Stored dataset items
____________

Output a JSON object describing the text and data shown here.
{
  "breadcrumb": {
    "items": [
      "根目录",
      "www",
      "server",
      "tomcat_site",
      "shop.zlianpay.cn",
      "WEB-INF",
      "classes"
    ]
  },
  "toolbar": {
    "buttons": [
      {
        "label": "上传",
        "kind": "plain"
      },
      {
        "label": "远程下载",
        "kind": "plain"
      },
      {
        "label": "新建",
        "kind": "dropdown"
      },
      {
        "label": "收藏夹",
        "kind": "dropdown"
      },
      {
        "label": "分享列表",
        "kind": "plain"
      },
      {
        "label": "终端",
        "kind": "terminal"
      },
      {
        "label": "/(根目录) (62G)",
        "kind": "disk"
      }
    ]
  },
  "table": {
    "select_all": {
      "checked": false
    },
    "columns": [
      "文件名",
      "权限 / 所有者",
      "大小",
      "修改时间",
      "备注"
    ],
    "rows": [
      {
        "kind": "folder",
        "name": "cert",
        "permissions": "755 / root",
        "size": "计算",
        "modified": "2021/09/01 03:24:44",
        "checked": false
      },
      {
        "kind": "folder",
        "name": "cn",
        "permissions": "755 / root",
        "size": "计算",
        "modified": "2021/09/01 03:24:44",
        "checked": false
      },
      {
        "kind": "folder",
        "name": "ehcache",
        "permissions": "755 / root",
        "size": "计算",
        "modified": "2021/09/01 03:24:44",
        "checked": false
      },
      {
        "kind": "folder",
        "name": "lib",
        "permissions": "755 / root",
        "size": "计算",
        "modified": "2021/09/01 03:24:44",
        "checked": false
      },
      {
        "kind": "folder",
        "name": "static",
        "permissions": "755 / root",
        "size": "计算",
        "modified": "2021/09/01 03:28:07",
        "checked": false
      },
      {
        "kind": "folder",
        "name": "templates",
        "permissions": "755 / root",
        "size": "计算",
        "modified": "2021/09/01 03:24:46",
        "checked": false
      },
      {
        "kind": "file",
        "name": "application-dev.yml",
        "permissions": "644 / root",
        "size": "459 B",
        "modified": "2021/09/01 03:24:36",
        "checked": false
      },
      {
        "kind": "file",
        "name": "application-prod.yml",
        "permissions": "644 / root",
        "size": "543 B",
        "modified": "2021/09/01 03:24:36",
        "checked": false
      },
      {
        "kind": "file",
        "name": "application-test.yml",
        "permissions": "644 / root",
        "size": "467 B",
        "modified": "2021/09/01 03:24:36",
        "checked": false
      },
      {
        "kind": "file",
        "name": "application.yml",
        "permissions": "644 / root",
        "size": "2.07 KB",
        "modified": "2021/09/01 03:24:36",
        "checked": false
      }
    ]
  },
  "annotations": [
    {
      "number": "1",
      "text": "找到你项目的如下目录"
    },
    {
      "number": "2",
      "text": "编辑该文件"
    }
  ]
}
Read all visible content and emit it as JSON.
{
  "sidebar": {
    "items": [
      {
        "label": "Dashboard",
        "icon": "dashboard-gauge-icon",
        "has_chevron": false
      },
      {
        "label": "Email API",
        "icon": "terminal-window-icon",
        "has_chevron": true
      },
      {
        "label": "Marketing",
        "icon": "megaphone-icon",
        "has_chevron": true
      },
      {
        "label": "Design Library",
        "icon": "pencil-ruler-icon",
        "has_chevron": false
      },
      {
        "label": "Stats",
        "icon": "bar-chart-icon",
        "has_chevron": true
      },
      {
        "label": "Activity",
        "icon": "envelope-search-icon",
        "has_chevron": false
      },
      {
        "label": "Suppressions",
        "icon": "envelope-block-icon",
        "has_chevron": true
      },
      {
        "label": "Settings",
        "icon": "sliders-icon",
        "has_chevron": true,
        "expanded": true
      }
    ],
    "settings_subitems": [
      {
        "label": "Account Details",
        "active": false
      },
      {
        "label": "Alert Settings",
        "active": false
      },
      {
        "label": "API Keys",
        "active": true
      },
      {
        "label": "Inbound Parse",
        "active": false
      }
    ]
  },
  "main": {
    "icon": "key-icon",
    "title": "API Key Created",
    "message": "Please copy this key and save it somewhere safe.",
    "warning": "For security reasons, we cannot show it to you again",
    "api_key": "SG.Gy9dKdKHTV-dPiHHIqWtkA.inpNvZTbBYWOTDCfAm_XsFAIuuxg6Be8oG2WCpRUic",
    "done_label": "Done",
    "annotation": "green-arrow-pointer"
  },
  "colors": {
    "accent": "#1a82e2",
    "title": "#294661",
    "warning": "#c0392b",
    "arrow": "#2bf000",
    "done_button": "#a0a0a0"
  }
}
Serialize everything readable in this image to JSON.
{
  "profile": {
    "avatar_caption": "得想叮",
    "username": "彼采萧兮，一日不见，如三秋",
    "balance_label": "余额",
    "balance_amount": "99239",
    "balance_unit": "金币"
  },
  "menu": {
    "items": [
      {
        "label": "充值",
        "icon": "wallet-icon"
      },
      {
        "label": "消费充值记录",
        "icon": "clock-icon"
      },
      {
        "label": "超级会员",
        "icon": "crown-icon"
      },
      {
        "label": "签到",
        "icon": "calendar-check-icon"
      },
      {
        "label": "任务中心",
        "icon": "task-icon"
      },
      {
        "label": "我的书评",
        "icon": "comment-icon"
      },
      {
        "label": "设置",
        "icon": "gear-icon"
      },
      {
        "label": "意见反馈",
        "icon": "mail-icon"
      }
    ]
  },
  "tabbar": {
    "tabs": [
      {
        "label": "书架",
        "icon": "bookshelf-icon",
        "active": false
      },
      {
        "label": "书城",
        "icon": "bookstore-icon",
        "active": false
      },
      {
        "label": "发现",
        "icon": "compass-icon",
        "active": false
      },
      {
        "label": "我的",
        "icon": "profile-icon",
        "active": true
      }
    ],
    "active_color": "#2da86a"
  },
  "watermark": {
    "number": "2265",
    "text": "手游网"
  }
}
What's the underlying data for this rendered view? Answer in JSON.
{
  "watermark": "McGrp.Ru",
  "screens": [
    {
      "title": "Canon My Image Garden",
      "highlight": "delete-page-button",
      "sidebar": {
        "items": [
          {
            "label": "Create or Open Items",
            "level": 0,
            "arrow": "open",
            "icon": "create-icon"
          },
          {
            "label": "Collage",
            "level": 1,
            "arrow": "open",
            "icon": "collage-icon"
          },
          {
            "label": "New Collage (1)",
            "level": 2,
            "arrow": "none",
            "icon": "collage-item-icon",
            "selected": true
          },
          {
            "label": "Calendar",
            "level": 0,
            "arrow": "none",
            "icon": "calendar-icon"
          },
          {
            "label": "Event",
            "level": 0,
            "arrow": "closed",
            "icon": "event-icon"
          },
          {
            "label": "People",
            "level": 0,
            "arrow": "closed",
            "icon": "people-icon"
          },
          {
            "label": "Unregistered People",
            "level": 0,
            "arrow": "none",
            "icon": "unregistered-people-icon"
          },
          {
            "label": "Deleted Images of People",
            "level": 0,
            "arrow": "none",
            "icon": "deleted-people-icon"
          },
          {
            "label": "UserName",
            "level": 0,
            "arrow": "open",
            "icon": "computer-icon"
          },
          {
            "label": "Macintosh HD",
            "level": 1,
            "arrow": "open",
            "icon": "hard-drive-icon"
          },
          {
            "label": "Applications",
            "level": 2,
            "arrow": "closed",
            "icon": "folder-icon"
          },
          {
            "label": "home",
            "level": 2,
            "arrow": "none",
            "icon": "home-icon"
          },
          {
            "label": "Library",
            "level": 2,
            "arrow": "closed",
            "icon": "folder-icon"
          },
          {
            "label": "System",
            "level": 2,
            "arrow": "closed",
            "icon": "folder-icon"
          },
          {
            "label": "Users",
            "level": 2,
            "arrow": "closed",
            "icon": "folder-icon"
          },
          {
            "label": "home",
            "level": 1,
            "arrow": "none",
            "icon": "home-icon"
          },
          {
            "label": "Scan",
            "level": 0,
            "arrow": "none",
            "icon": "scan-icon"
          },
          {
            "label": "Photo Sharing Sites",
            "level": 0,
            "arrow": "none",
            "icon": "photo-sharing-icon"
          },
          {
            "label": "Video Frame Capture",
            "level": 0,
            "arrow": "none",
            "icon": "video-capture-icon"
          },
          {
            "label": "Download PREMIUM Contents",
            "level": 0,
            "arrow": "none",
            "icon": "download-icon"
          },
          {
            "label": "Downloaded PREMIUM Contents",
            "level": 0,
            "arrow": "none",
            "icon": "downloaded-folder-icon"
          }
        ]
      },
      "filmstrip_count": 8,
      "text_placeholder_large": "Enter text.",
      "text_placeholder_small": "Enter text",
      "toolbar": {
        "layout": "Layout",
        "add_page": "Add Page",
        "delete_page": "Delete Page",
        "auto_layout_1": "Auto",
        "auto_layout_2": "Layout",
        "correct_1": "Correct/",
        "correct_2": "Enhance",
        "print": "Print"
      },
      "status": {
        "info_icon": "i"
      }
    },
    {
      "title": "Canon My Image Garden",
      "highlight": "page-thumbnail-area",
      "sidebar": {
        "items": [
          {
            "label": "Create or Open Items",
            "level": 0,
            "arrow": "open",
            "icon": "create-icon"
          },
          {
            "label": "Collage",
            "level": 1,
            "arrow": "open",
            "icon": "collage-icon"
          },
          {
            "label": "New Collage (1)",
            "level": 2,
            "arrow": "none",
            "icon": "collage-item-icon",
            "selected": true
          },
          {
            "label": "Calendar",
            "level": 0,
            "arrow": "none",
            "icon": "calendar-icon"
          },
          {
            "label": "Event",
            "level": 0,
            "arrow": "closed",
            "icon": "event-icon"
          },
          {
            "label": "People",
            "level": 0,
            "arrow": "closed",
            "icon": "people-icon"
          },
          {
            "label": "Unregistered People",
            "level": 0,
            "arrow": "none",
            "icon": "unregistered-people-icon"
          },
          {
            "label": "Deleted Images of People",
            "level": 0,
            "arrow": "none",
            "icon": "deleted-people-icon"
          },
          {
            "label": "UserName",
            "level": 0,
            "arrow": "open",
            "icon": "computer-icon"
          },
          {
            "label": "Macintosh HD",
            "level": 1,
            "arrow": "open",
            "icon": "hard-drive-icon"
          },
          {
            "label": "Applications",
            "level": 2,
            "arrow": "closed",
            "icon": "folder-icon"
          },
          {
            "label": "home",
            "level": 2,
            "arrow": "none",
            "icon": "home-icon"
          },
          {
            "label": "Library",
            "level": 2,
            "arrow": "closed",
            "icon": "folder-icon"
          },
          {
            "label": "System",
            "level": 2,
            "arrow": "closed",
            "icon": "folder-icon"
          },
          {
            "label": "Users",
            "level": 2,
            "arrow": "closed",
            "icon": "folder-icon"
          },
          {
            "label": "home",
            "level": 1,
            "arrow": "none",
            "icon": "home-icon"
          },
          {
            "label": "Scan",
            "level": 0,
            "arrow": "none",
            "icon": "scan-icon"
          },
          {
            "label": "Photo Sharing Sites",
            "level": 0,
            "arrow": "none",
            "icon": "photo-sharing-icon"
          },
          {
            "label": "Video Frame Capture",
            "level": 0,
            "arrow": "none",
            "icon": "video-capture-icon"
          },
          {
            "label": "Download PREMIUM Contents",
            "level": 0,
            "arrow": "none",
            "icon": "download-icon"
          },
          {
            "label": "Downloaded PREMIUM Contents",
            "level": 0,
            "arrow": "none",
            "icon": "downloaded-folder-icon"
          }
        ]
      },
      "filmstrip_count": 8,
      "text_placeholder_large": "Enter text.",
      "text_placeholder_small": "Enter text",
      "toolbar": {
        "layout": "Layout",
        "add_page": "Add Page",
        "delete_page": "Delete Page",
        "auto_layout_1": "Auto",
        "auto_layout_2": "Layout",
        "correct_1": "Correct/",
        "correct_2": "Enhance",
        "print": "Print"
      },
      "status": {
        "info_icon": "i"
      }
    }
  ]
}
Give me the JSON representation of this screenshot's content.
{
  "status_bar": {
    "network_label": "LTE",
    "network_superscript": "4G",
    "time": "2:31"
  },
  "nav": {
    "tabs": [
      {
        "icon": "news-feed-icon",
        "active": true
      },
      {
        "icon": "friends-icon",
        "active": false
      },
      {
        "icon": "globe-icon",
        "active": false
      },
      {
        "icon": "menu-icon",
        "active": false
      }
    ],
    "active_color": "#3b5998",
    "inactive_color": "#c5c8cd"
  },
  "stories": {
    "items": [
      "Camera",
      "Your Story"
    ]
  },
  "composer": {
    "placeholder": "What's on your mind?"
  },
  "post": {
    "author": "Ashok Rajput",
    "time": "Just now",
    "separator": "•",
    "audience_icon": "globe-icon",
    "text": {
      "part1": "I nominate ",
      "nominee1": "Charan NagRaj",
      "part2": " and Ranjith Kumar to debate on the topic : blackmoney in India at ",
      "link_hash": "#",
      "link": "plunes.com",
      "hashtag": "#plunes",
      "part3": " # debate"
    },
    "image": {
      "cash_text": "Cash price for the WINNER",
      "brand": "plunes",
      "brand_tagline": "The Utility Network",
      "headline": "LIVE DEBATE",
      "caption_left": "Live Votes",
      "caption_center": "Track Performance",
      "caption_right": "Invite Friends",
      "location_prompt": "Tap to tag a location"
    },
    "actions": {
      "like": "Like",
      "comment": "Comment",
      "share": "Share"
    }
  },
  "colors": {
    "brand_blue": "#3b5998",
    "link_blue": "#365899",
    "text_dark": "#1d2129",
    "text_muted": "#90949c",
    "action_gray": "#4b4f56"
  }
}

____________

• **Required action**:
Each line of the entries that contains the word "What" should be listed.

• **Exercise solution**:
What's the underlying data for this rendered view? Answer in JSON.
    "placeholder": "What's on your mind?"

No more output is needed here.